Hydrogen gas (H2) is an ideal energy carrier for fuel cells, but finding sustainable ways to produce large quantities of hydrogen continues to be a technological challenge. Jia Zhang at the A*STAR Institute of High Performance Computing and co-workers have now used sophisticated calculations to uncover a critical chemical mechanism that may make catalytic transformation of safe, renewable liquid ethanol into hydrogen fuel easier than ever before.
Currently, steam reforming is the popular method for producing hydrogen gas from ethanol. In this technique, ethanol is injected into a hot, steam-filled chamber containing a catalyst such as rhodium. The catalyst promotes the dissociation of ethanol molecules into smaller molecules, such as carbon monoxide and H2. Although chemists have had good success in using steam reforming to ‘crack’ ethanol, they have had difficulties in improving the efficiency of the catalyst because of the many diverse and complex chemical reactions at play in the system.
According to Zhang, catalysts need to selectively crack the carbon–carbon bonds of surface-adsorbed ethanol to be viable for steam reforming. Recent experimental efforts have shown that ‘stepped’ catalyst surfaces — tiny staircase-like defects present in a normally flat rhodium surface — are unusually active at both carbon-hydrogen and carbon–carbon bond cleaving. One problem, however, is that the actual mechanism of ethanol decomposition on stepped surfaces is still unclear.
The research team overcame this challenge by using high-powered computer simulations to work out which ethanol decomposition pathways are most probable on a particular stepped rhodium surface known as rhodium (211). Exhaustive calculations using density functional theory (DFT) methods revealed that there were two ways of breaking ethanol down into H2, and both shared a common intermediate species with the chemical formula CH3COH.
Crucially, the team found that this CH3COH intermediate exists only on stepped rhodium surfaces. While flat catalyst surfaces fracture ethanol through an oxametallacycle intermediate, the step-type defects preferentially absorb the alcohol and then activate the decomposition cycle by sequentially removing hydrogen atoms from the intermediate.
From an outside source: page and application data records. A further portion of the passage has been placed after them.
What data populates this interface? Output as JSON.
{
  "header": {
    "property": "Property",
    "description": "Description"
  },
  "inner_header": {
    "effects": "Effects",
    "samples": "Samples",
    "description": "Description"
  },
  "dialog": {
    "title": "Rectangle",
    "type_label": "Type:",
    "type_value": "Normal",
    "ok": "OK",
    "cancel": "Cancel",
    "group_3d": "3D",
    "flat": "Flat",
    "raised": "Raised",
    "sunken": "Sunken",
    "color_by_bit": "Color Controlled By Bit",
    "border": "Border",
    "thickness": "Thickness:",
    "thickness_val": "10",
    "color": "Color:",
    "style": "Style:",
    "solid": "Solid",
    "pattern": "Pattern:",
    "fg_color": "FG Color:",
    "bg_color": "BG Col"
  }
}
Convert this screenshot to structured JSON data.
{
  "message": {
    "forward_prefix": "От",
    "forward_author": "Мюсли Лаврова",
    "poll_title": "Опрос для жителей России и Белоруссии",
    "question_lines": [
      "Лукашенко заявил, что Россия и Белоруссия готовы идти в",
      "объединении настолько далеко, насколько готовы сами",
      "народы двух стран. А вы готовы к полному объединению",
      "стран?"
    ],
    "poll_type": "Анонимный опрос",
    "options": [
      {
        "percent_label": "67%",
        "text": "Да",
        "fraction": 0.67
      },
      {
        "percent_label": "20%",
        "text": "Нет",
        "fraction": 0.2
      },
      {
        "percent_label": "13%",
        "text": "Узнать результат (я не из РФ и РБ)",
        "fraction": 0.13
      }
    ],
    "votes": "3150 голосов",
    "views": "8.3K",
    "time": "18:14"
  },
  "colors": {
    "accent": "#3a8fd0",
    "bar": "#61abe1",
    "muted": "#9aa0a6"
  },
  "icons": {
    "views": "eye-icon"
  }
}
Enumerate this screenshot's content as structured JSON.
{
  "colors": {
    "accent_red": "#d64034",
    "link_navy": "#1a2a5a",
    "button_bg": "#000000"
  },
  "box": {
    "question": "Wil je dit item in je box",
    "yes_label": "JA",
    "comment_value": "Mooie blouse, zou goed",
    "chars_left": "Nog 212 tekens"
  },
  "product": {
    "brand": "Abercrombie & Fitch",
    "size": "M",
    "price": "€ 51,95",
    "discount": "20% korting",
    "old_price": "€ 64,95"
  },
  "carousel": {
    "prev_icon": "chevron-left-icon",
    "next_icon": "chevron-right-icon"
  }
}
The researchers note that the surface-sensitivity of ethanol steam reforming is an important finding because step-defects are extremely common on state-of-the-art nanoscale rhodium catalysts.
“Steam reforming is a very complicated chemical process, and our current DFT study on ethanol decomposition mechanism is just the tip of the iceberg — many factors such as temperature, concentration, substrate influence, and water effects can influence the results,” says Zhang. “However, this work is an important first step for establishing theoretical rules to guide development of new, high-performance catalyst materials.”
The A*STAR-affiliated researchers contributing to this research are from the Institute of High Performance Computing.